Print the data that follows, exactly and completely.

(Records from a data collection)

····················

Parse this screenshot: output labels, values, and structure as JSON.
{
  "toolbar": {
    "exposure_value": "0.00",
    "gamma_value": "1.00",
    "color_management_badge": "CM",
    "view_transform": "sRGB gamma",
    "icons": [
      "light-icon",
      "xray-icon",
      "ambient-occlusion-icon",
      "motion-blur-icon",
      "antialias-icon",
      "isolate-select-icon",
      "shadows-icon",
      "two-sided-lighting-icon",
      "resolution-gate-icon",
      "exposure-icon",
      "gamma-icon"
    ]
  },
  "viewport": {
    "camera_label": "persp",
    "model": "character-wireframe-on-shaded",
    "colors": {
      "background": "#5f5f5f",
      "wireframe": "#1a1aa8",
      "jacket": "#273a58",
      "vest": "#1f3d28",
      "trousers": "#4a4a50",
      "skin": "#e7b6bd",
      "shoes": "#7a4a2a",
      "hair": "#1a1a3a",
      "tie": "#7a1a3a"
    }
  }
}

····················

RESPONSE AREA>
Parse this screenshot: output labels, values, and structure as JSON.
{
  "toolbar": {
    "exposure_value": "0.00",
    "gamma_value": "1.00",
    "color_management_badge": "CM",
    "view_transform": "sRGB gamma",
    "icons": [
      "light-icon",
      "xray-icon",
      "ambient-occlusion-icon",
      "motion-blur-icon",
      "antialias-icon",
      "isolate-select-icon",
      "shadows-icon",
      "two-sided-lighting-icon",
      "resolution-gate-icon",
      "exposure-icon",
      "gamma-icon"
    ]
  },
  "viewport": {
    "camera_label": "persp",
    "model": "character-wireframe-on-shaded",
    "colors": {
      "background": "#5f5f5f",
      "wireframe": "#1a1aa8",
      "jacket": "#273a58",
      "vest": "#1f3d28",
      "trousers": "#4a4a50",
      "skin": "#e7b6bd",
      "shoes": "#7a4a2a",
      "hair": "#1a1a3a",
      "tie": "#7a1a3a"
    }
  }
}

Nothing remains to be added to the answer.